I know, I know, Dooley sucks and Butch is awesome. That's the party line right now, and as is the case with all first-year head coaches before they've coached a single game, it's all sunshine and roses for the new guy, because he's not the old guy who got fired because, you know, he sucks. It's easy to say Butch Jones is already doing a better job than Derek Dooley; that doesn't really mean much and doesn't really offer significant promise of good times ahead, since 6-6 would be a better job than Derek Dooley.
But Butch Jones isn't just doing a better job than Derek Dooley, he's doing as good of a job as you imagined Jon Gruden or Charlie Strong would be doing at this point. Tennessee remained atop Rivals' 2014 Team Recruiting Rankings when we picked up Cortez McDowell on Tuesday, where the Vols have been more often than not during the summer months. And Tennessee isn't just leading that race because we've got more commitments and more scholarships to offer; the Vols are 20 deep and possibly only two-thirds of the way home here in mid-July. The Vols aren't ahead of the likes of Texas, Florida State, and Alabama because they landed pledges from a bunch of three-stars with so much room to spare. The Vols are ahead of everyone else because they've landed pledges from more four-stars than any other program in the nation except Alabama, and both the Vols and Tide have nine four-stars.
Nine four-stars in mid-July. Tied with the two-time defending National Champions. By comparison, the Vols signed a total of five four-stars in February.
The biggest gap between Butch and Dooley is so far found in these summer months. McDowell gave the Vols 20 commits and 9 four-stars on July 16. Here's where Dooley stood on July 16 during his tenure, according to Rivals (all data comes from Rivals' year-by-year database and only includes players who ultimately signed)

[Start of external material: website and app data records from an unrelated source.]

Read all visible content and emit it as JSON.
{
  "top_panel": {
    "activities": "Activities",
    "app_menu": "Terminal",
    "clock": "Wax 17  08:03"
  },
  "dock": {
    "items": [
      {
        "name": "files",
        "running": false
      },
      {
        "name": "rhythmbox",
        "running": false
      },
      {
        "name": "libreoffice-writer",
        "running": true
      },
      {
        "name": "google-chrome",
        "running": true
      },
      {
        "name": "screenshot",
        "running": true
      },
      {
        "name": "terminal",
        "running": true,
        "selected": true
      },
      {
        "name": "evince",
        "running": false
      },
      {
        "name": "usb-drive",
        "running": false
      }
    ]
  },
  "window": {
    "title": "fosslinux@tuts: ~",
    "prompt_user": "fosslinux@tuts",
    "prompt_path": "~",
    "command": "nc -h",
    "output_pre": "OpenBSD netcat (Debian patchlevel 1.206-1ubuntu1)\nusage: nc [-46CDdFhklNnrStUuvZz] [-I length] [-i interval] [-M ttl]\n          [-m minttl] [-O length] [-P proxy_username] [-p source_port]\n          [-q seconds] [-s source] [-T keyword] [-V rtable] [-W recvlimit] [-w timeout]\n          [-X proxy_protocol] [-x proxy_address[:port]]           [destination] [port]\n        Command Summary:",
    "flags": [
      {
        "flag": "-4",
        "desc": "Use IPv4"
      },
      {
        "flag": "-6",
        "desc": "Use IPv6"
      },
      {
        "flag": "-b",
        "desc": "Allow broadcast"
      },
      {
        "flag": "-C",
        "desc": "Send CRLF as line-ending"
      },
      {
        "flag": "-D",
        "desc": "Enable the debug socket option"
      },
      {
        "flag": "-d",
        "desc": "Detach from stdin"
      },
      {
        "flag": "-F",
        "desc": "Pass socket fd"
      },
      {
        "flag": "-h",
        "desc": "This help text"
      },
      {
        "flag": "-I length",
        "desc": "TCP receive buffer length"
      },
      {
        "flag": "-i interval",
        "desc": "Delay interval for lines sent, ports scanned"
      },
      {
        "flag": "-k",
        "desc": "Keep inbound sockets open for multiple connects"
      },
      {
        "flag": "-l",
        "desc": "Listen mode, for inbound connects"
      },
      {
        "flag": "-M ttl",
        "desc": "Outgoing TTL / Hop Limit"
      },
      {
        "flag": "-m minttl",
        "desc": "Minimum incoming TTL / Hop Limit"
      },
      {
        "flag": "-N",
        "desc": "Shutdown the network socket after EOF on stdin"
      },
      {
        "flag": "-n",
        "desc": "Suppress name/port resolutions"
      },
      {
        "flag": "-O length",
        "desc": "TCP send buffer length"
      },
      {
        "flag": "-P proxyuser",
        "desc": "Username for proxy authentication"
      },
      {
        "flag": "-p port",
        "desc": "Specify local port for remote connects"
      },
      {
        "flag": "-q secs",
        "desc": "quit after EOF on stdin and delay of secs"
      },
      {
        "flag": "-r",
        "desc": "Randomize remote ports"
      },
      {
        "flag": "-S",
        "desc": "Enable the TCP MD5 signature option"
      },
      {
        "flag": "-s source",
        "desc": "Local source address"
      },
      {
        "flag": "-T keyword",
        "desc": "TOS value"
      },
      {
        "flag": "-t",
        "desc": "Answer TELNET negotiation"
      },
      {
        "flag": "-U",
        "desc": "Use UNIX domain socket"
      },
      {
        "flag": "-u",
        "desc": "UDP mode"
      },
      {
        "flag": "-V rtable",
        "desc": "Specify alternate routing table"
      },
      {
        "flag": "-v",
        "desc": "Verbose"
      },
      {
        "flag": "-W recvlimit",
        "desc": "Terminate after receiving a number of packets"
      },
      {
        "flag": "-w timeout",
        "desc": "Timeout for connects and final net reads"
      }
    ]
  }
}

- 2013: 20 commits, 9 four-stars
- 2012: 6 commits, 2 four-stars
- 2011: 0 commits, 0 four-stars (the Vols had three commits who ultimately signed elsewhere - read Past Will try to defend this process here!)
- 2010: 6 commits, 0 four-stars
To his credit, Dooley was a strong closer. He added five four-stars in the final week of his first full recruiting class, four four-stars in the final week of his final full recruiting class, plus secured Justin Hunter and Da'Rick Rogers in a few short weeks in the Kifffin/Dooley hybrid class.
But Butch Jones is following a path often walked by more successful programs: put recruiting to bed early with both quality and quantity commitments. For sure, Jones will have to continue to recruit these current pledges, especially if things go poorly for Tennessee this fall. But as he walks to the podium on Wednesday at 12:20 to greet the press, any questions about his ability to lead this team must be tempered with the number one recruiting class in tow.
This is somewhat of a new thing even for Jones: according to Rivals, at Cincinnati he had just two commits at this point in 2012, though again, that's just who ultimately signed and many Cincy commits went elsewhere with the coaching change. He was stronger in 2011 with a dozen commitments by mid-July and eight in mid-July 2010.
In his only season at the helm, Lane Kiffin had just five commitments by mid-July and only one four-star. How did Phillip Fulmer do?
- 2009: Three commits, 1 four-star
- 2008: Four commits, 0 four-stars
- 2007: Eight commits, 2 four-stars
- 2006: Two commits, 0 four-stars
- 2005: Three commits, 2 four-stars
Brad could speak to this better than me, but some of this is the nature of the game changing: more elite prospects commit early, and more elite programs encourage them to do so. But by any standard, what Butch Jones is doing right now is not only the best in the nation in mid-July, but has never been seen or even approached at Tennessee before.
And thus by any standard, we're off to a good start boys and girls. Let's see if it continues at the podium today.